I agree the current mapping capability 1D-3D is a bit of a stretch from the current capabilities. However, for the current purpose, we can work around. However, the two main problems we found are:

  • Pressure (from 1D mesh to 3D mesh) can only be mapped at the cellCenters. Perhaps getting cellNodes as an option may also be beneficial (though I am not really sure how openFoam imposes this B.C.). However, the pressure mapping (from 1D mesh into 3D mesh) is working relatively well since the pressure at the single 1D node may be applied to the whole 3D mesh.
  • On the contrary, we found that we need some tricks to map the 3D velocity field (at the faceCenters) into the 1D mesh. Since our code (and most likely, other codes as well) need the flowrate through the pipe system, we need to integrate the velocities in the 3D mesh. This integration (sum of Phi) requires knowing the area of each cell in the 3D mesh (which is currently not possible). If the mesh is regular at the outlet, the sum of velocities (what is sent to the 1D mesh by using conservative mapping) may be just multiplied by the faceArea in our in-house code. This requires a previous pre-processing stage in which we need to read these areas from the openFoam mesh and save it in textfiles or similar. However, this would be more complicated if the areas are not regular at the outlet (usual thing to happen with a real-world CFD mesh). In that case, with the current approach, we would need to pre-process the individual area of all cells at the outlet, then do the mapping in the in-house code side of preCICE. That is, we would need to send the 3D mesh at the faceCenters to the 1D code and then sum each velocity multiplied by their associated area (obtained from the external preprocessing). A possible way to bypass this is to send Phi instead of U from openFoam through preCICE, perhaps this is imposible, but it seems doable. Other way would be that faceAreas are also sent when doing the mapping in the 1D-side of the coupling.

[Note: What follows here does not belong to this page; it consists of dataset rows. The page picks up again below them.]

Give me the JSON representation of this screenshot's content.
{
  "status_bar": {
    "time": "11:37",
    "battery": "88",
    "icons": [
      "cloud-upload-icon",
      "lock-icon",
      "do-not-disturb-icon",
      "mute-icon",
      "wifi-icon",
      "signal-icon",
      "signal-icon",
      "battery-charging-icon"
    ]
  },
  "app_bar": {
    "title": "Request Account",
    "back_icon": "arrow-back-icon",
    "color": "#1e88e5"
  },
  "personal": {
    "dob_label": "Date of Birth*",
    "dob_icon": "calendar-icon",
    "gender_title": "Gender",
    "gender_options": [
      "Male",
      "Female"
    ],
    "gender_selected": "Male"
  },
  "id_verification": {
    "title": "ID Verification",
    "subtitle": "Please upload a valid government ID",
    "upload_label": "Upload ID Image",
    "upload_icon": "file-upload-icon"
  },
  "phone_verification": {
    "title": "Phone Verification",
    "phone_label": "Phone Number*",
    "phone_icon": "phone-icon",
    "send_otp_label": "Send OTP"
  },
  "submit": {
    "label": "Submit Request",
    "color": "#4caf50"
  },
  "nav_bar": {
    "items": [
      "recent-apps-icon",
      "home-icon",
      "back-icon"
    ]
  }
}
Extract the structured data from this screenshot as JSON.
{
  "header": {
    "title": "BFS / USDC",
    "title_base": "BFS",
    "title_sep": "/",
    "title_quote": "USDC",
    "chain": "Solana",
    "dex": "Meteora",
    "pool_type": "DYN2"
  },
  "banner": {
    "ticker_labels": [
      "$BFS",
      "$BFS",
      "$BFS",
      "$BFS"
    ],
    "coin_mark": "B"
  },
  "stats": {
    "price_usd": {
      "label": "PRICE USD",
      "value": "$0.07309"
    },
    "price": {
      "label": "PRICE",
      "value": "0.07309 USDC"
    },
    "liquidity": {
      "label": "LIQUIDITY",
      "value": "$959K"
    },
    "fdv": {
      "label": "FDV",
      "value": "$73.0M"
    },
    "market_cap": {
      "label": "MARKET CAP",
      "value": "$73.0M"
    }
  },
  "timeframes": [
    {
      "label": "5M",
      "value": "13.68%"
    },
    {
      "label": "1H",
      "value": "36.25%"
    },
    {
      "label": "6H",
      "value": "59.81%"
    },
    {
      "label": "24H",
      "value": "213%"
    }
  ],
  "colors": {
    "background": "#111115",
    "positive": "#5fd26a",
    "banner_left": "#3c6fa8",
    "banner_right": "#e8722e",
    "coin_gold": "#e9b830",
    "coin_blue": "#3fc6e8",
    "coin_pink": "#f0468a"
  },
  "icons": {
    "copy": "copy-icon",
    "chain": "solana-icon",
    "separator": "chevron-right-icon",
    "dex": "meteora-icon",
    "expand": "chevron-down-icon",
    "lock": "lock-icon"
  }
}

This is a good debate point. In fact, before you replied we have already tested in the transient solver (pimpleFoam) and it is kind of working. However, the overall problem still remains, the solution is rather unstable and if we generate large pressure jumps from one coupling time-step to the next one backflow appears and the problem diverges. Therefore, we need to restrict the pressure increments to a small fraction of what we would like. We do this by artificially cropping the pressure increment at each time step in our 1D code. Essentially, this is analogous to having a valve at the outlet and preventing the valve operator the quick opening/closing of the valve. It kind of makes sense that large pressure jumps entail flow unstabilities.

In any case, for some situations (low turbulence, nice geometry, lack of high-energy eddies, etc.) the flow may be steady-state. For some of these cases, we have obtained a successful flow distribution by using a steady-state solver (with the consequent save in computational time). We therefore thought that this could be applicable. In some way, simpleFoam also iterates over a pseudo-time in order to look for a steady-state solution, so the principle does not differ too much. The behaviour is slightly better if we move to pimpleFoam, but the improvement is not drastic, we are still limited to very small pressure increments before the backflow appears and the solution diverges.

We look forward for it, and in the meantime, if any of our use-cases may be helpful for your development, feel free to ask, we will continue trying this in the next weeks/months, both for toy-problems and for more real-worls applications.


We have not tried a Robin-Robin coupling yet, but there is some literature on it. I have started an issue to keep track of the discussion: Robin-Robin FF coupling: mixed boundary conditions for flow coupling · Issue #231 · precice/openfoam-adapter · GitHub

Try using a compressible solver, instead (e.g., buoyantPimpleFoam). This could make a big difference in stability.

Maybe it is already the right time to have a meeting about this. Please send me an email about that, and let’s keep documenting the important points here. I am definitely looking for users for the geometric multiscale feature!